| Problem |
Show me each line of the listing below where the word "this" appears.
================================
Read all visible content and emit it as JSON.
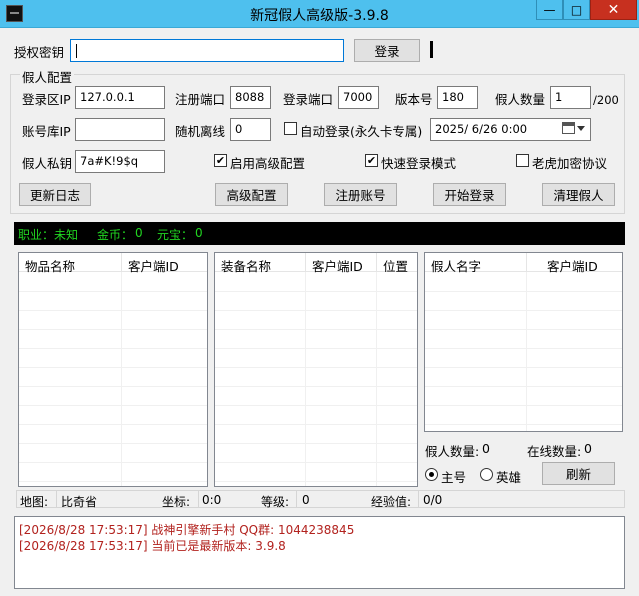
{
  "window": {
    "title": "新冠假人高级版-3.9.8",
    "minimize": "—",
    "maximize": "□",
    "close": "✕"
  },
  "auth": {
    "label": "授权密钥",
    "value": "",
    "login_button": "登录"
  },
  "config": {
    "group_title": "假人配置",
    "login_zone_ip_label": "登录区IP",
    "login_zone_ip": "127.0.0.1",
    "register_port_label": "注册端口",
    "register_port": "8088",
    "login_port_label": "登录端口",
    "login_port": "7000",
    "version_label": "版本号",
    "version": "180",
    "bot_count_label": "假人数量",
    "bot_count": "1",
    "bot_count_max": "/200",
    "account_db_ip_label": "账号库IP",
    "account_db_ip": "",
    "random_offline_label": "随机离线",
    "random_offline": "0",
    "auto_login_label": "自动登录(永久卡专属)",
    "auto_login_checked": false,
    "datetime": "2025/  6/26   0:00",
    "private_key_label": "假人私钥",
    "private_key": "7a#K!9$q",
    "advanced_config_label": "启用高级配置",
    "advanced_config_checked": true,
    "fast_login_label": "快速登录模式",
    "fast_login_checked": true,
    "tiger_protocol_label": "老虎加密协议",
    "tiger_protocol_checked": false
  },
  "buttons": {
    "update_log": "更新日志",
    "advanced_config": "高级配置",
    "register_account": "注册账号",
    "start_login": "开始登录",
    "clear_bots": "清理假人"
  },
  "info_bar": {
    "job_label": "职业：",
    "job": "未知",
    "gold_label": "金币：",
    "gold": "0",
    "yuanbao_label": "元宝：",
    "yuanbao": "0"
  },
  "items_table": {
    "headers": [
      "物品名称",
      "客户端ID"
    ]
  },
  "equip_table": {
    "headers": [
      "装备名称",
      "客户端ID",
      "位置"
    ]
  },
  "bots_table": {
    "headers": [
      "假人名字",
      "客户端ID"
    ]
  },
  "bot_stats": {
    "count_label": "假人数量:",
    "count": "0",
    "online_label": "在线数量:",
    "online": "0"
  },
  "mode": {
    "main_label": "主号",
    "hero_label": "英雄",
    "selected": "main",
    "refresh_button": "刷新"
  },
  "status": {
    "map_label": "地图:",
    "map": "比奇省",
    "coord_label": "坐标:",
    "coord": "0:0",
    "level_label": "等级:",
    "level": "0",
    "exp_label": "经验值:",
    "exp": "0/0"
  },
  "log": [
    "[2026/8/28 17:53:17] 战神引擎新手村 QQ群: 1044238845",
    "[2026/8/28 17:53:17] 当前已是最新版本: 3.9.8"
  ]
}
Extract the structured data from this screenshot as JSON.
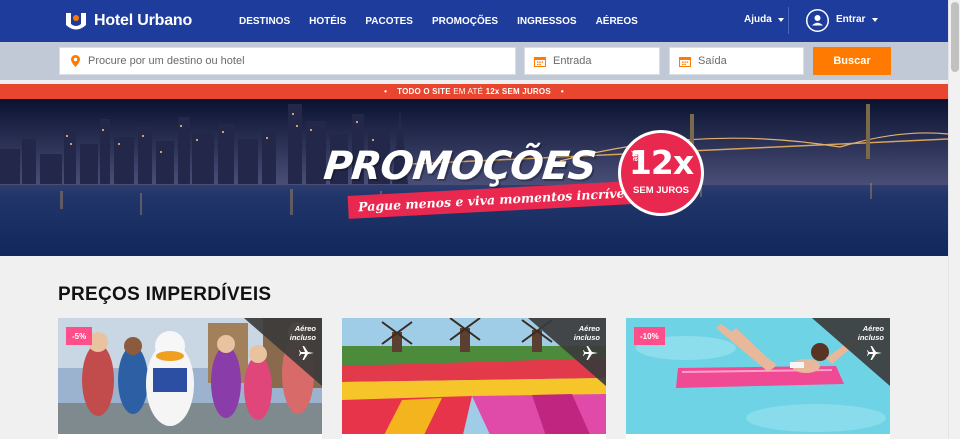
{
  "header": {
    "logo_text": "Hotel Urbano",
    "nav": [
      "DESTINOS",
      "HOTÉIS",
      "PACOTES",
      "PROMOÇÕES",
      "INGRESSOS",
      "AÉREOS"
    ],
    "help_label": "Ajuda",
    "login_label": "Entrar"
  },
  "search": {
    "destination_placeholder": "Procure por um destino ou hotel",
    "checkin_placeholder": "Entrada",
    "checkout_placeholder": "Saída",
    "button_label": "Buscar"
  },
  "banner": {
    "strip_part1": "TODO O SITE",
    "strip_part2": " EM ATÉ ",
    "strip_part3": "12x SEM JUROS",
    "title": "PROMOÇÕES",
    "subtitle": "Pague menos e viva momentos incríveis.",
    "badge_ate": "até",
    "badge_12x": "12x",
    "badge_sem_juros": "SEM JUROS"
  },
  "section": {
    "title": "PREÇOS IMPERDÍVEIS"
  },
  "cards": [
    {
      "discount": "-5%",
      "tag_line1": "Aéreo",
      "tag_line2": "incluso"
    },
    {
      "discount": "",
      "tag_line1": "Aéreo",
      "tag_line2": "incluso"
    },
    {
      "discount": "-10%",
      "tag_line1": "Aéreo",
      "tag_line2": "incluso"
    }
  ],
  "colors": {
    "nav_bg": "#1e3c9c",
    "search_button": "#ff7a00",
    "promo_red": "#e8462f",
    "discount_pink": "#ff4f8a"
  }
}
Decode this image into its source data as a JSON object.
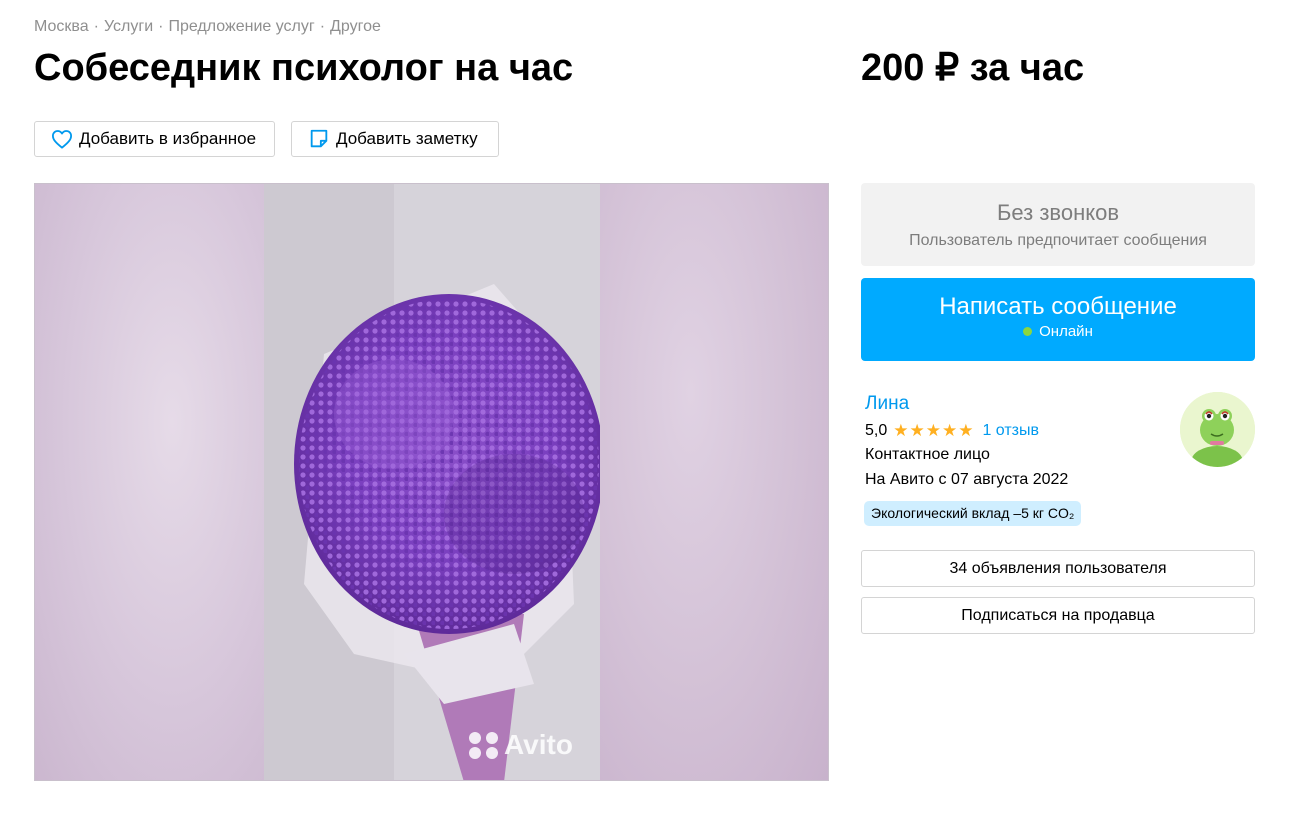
{
  "breadcrumb": [
    "Москва",
    "Услуги",
    "Предложение услуг",
    "Другое"
  ],
  "breadcrumb_separator": "·",
  "listing": {
    "title": "Собеседник психолог на час",
    "price": "200 ₽ за час"
  },
  "actions": {
    "favorite_label": "Добавить в избранное",
    "note_label": "Добавить заметку"
  },
  "gallery": {
    "watermark": "Avito",
    "image_subject": "purple gypsophila bouquet"
  },
  "contact": {
    "no_calls_title": "Без звонков",
    "no_calls_subtitle": "Пользователь предпочитает сообщения",
    "message_button": "Написать сообщение",
    "online_status": "Онлайн"
  },
  "seller": {
    "name": "Лина",
    "rating": "5,0",
    "stars": "★★★★★",
    "reviews": "1 отзыв",
    "role": "Контактное лицо",
    "since": "На Авито с 07 августа 2022",
    "eco_badge": "Экологический вклад –5 кг CO₂",
    "listings_button": "34 объявления пользователя",
    "subscribe_button": "Подписаться на продавца"
  },
  "colors": {
    "accent": "#00aaff",
    "link": "#0099ee",
    "star": "#ffb021",
    "online": "#8bd641",
    "eco_badge_bg": "#cfeeff"
  }
}
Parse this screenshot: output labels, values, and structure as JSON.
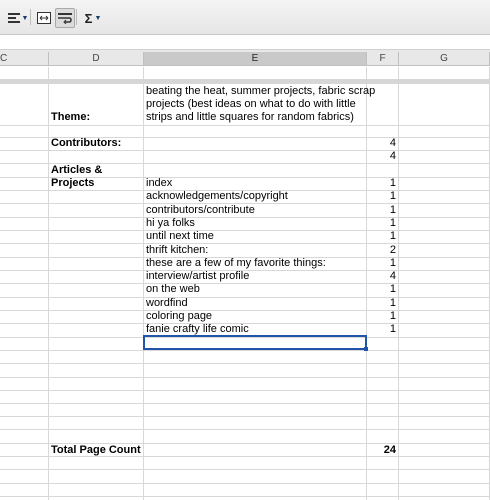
{
  "toolbar": {
    "align_icon": "align-left-icon",
    "wrap_icon": "merge-cells-icon",
    "wrap_active_icon": "wrap-text-icon",
    "sum_glyph": "Σ",
    "sum_icon": "sigma-icon",
    "dropdown_icon": "chevron-down-icon"
  },
  "columns": [
    "C",
    "D",
    "E",
    "F",
    "G"
  ],
  "sheet": {
    "theme_label": "Theme:",
    "theme_value_lines": [
      "beating the heat, summer projects, fabric scrap",
      "projects (best ideas on what to do with little",
      "strips and little squares for random fabrics)"
    ],
    "contributors_label": "Contributors:",
    "contributors_values": [
      "4",
      "4"
    ],
    "articles_label_lines": [
      "Articles &",
      "Projects"
    ],
    "articles": [
      {
        "title": "index",
        "pages": "1"
      },
      {
        "title": "acknowledgements/copyright",
        "pages": "1"
      },
      {
        "title": "contributors/contribute",
        "pages": "1"
      },
      {
        "title": "hi ya folks",
        "pages": "1"
      },
      {
        "title": "until next time",
        "pages": "1"
      },
      {
        "title": "thrift kitchen:",
        "pages": "2"
      },
      {
        "title": "these are a few of my favorite things:",
        "pages": "1"
      },
      {
        "title": "interview/artist profile",
        "pages": "4"
      },
      {
        "title": "on the web",
        "pages": "1"
      },
      {
        "title": "wordfind",
        "pages": "1"
      },
      {
        "title": "coloring page",
        "pages": "1"
      },
      {
        "title": "fanie crafty life comic",
        "pages": "1"
      }
    ],
    "total_label": "Total Page Count",
    "total_value": "24"
  }
}
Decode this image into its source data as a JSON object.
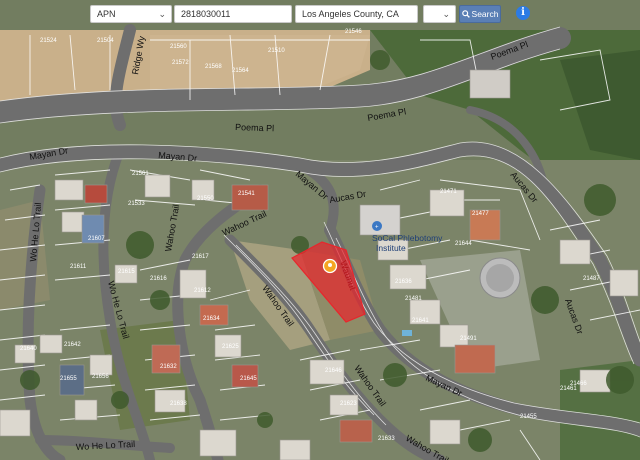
{
  "search": {
    "field_type": "APN",
    "apn_value": "2818030011",
    "county_value": "Los Angeles County, CA",
    "extra_select": "",
    "search_label": "Search",
    "icons": {
      "search": "search-icon",
      "info": "info-icon",
      "marker": "location-marker-icon"
    }
  },
  "streets": {
    "poema_pl": "Poema Pl",
    "mayan_dr": "Mayan Dr",
    "ridge_wy": "Ridge Wy",
    "wahoo_trail": "Wahoo Trail",
    "wo_he_lo_trail": "Wo He Lo Trail",
    "aucas_dr": "Aucas Dr",
    "maya_dr": "Mayan Dr",
    "waunut": "Waunut"
  },
  "poi": {
    "name_line1": "SoCal Phlebotomy",
    "name_line2": "Institute"
  },
  "parcels": [
    "21524",
    "21504",
    "21510",
    "21546",
    "21572",
    "21568",
    "21564",
    "21560",
    "21541",
    "21533",
    "21550",
    "21561",
    "21607",
    "21611",
    "21615",
    "21617",
    "21616",
    "21612",
    "21634",
    "21625",
    "21632",
    "21645",
    "21642",
    "21656",
    "21640",
    "21638",
    "21646",
    "21623",
    "21633",
    "21636",
    "21641",
    "21644",
    "21477",
    "21455",
    "21461",
    "21471",
    "21481",
    "21491",
    "21466",
    "21487",
    "21655"
  ],
  "colors": {
    "parcel_highlight": "#e8262c",
    "road": "#6f6f6f",
    "search_button": "#5a7fb5",
    "info": "#2c7be5"
  }
}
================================
| Finished task |
Extract the structured data from this screenshot as JSON.
Decode this image into its source data as a JSON object.
Parse this screenshot: output labels, values, and structure as JSON.
Decode this image into its source data as a JSON object.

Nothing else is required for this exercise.